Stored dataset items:
=-=-=

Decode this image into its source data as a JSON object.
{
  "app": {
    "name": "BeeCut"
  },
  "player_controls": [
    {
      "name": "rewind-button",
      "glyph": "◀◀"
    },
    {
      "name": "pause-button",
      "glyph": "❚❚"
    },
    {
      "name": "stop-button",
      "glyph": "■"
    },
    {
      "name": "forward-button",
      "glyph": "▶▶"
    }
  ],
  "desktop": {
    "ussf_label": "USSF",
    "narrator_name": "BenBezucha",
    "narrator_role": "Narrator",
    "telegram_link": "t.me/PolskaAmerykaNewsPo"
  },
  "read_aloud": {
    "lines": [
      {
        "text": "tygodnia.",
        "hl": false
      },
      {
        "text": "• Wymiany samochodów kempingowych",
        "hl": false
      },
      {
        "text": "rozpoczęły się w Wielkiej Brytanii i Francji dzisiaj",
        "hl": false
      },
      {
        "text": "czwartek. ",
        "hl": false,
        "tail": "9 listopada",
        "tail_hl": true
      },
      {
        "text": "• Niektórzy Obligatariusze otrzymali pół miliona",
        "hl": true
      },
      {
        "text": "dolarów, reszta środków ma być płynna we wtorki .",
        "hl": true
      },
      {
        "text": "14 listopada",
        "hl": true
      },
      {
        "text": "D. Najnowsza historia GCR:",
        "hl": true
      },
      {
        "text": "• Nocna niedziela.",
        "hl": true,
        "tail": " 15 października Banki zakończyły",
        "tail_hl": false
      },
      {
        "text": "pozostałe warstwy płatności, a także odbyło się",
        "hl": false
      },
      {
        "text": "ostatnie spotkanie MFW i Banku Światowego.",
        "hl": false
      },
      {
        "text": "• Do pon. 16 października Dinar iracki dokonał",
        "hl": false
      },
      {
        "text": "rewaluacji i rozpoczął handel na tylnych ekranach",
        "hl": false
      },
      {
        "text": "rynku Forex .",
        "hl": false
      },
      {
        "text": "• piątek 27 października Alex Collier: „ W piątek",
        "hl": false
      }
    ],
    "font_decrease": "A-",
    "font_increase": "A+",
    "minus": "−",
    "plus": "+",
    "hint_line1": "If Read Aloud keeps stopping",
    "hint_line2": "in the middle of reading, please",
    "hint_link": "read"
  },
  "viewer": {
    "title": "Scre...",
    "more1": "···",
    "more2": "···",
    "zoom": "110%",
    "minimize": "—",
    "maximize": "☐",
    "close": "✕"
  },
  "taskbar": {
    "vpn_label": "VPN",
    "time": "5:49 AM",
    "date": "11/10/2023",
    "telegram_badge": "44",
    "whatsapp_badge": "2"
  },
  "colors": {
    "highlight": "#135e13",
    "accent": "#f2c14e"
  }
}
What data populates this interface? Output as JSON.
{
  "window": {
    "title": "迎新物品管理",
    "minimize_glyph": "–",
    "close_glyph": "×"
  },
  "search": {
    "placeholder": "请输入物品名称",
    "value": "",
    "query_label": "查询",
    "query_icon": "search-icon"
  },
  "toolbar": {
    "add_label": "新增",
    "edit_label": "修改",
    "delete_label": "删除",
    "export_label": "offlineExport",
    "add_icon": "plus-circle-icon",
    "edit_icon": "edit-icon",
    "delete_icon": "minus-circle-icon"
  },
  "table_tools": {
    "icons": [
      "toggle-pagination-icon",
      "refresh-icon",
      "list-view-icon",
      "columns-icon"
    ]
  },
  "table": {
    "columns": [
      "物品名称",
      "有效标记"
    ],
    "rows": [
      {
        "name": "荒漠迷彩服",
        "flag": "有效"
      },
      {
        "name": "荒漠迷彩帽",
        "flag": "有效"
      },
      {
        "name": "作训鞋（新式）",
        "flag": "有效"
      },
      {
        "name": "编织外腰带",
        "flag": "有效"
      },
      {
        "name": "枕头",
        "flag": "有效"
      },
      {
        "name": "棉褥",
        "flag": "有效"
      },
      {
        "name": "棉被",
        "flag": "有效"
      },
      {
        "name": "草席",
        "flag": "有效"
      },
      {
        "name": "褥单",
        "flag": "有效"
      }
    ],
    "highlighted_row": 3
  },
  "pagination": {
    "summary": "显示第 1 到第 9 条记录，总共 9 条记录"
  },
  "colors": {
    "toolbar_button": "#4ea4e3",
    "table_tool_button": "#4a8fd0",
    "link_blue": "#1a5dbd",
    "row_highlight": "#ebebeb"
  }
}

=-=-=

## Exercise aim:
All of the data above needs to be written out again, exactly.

## Result:
Decode this image into its source data as a JSON object.
{
  "app": {
    "name": "BeeCut"
  },
  "player_controls": [
    {
      "name": "rewind-button",
      "glyph": "◀◀"
    },
    {
      "name": "pause-button",
      "glyph": "❚❚"
    },
    {
      "name": "stop-button",
      "glyph": "■"
    },
    {
      "name": "forward-button",
      "glyph": "▶▶"
    }
  ],
  "desktop": {
    "ussf_label": "USSF",
    "narrator_name": "BenBezucha",
    "narrator_role": "Narrator",
    "telegram_link": "t.me/PolskaAmerykaNewsPo"
  },
  "read_aloud": {
    "lines": [
      {
        "text": "tygodnia.",
        "hl": false
      },
      {
        "text": "• Wymiany samochodów kempingowych",
        "hl": false
      },
      {
        "text": "rozpoczęły się w Wielkiej Brytanii i Francji dzisiaj",
        "hl": false
      },
      {
        "text": "czwartek. ",
        "hl": false,
        "tail": "9 listopada",
        "tail_hl": true
      },
      {
        "text": "• Niektórzy Obligatariusze otrzymali pół miliona",
        "hl": true
      },
      {
        "text": "dolarów, reszta środków ma być płynna we wtorki .",
        "hl": true
      },
      {
        "text": "14 listopada",
        "hl": true
      },
      {
        "text": "D. Najnowsza historia GCR:",
        "hl": true
      },
      {
        "text": "• Nocna niedziela.",
        "hl": true,
        "tail": " 15 października Banki zakończyły",
        "tail_hl": false
      },
      {
        "text": "pozostałe warstwy płatności, a także odbyło się",
        "hl": false
      },
      {
        "text": "ostatnie spotkanie MFW i Banku Światowego.",
        "hl": false
      },
      {
        "text": "• Do pon. 16 października Dinar iracki dokonał",
        "hl": false
      },
      {
        "text": "rewaluacji i rozpoczął handel na tylnych ekranach",
        "hl": false
      },
      {
        "text": "rynku Forex .",
        "hl": false
      },
      {
        "text": "• piątek 27 października Alex Collier: „ W piątek",
        "hl": false
      }
    ],
    "font_decrease": "A-",
    "font_increase": "A+",
    "minus": "−",
    "plus": "+",
    "hint_line1": "If Read Aloud keeps stopping",
    "hint_line2": "in the middle of reading, please",
    "hint_link": "read"
  },
  "viewer": {
    "title": "Scre...",
    "more1": "···",
    "more2": "···",
    "zoom": "110%",
    "minimize": "—",
    "maximize": "☐",
    "close": "✕"
  },
  "taskbar": {
    "vpn_label": "VPN",
    "time": "5:49 AM",
    "date": "11/10/2023",
    "telegram_badge": "44",
    "whatsapp_badge": "2"
  },
  "colors": {
    "highlight": "#135e13",
    "accent": "#f2c14e"
  }
}
What data populates this interface? Output as JSON.
{
  "window": {
    "title": "迎新物品管理",
    "minimize_glyph": "–",
    "close_glyph": "×"
  },
  "search": {
    "placeholder": "请输入物品名称",
    "value": "",
    "query_label": "查询",
    "query_icon": "search-icon"
  },
  "toolbar": {
    "add_label": "新增",
    "edit_label": "修改",
    "delete_label": "删除",
    "export_label": "offlineExport",
    "add_icon": "plus-circle-icon",
    "edit_icon": "edit-icon",
    "delete_icon": "minus-circle-icon"
  },
  "table_tools": {
    "icons": [
      "toggle-pagination-icon",
      "refresh-icon",
      "list-view-icon",
      "columns-icon"
    ]
  },
  "table": {
    "columns": [
      "物品名称",
      "有效标记"
    ],
    "rows": [
      {
        "name": "荒漠迷彩服",
        "flag": "有效"
      },
      {
        "name": "荒漠迷彩帽",
        "flag": "有效"
      },
      {
        "name": "作训鞋（新式）",
        "flag": "有效"
      },
      {
        "name": "编织外腰带",
        "flag": "有效"
      },
      {
        "name": "枕头",
        "flag": "有效"
      },
      {
        "name": "棉褥",
        "flag": "有效"
      },
      {
        "name": "棉被",
        "flag": "有效"
      },
      {
        "name": "草席",
        "flag": "有效"
      },
      {
        "name": "褥单",
        "flag": "有效"
      }
    ],
    "highlighted_row": 3
  },
  "pagination": {
    "summary": "显示第 1 到第 9 条记录，总共 9 条记录"
  },
  "colors": {
    "toolbar_button": "#4ea4e3",
    "table_tool_button": "#4a8fd0",
    "link_blue": "#1a5dbd",
    "row_highlight": "#ebebeb"
  }
}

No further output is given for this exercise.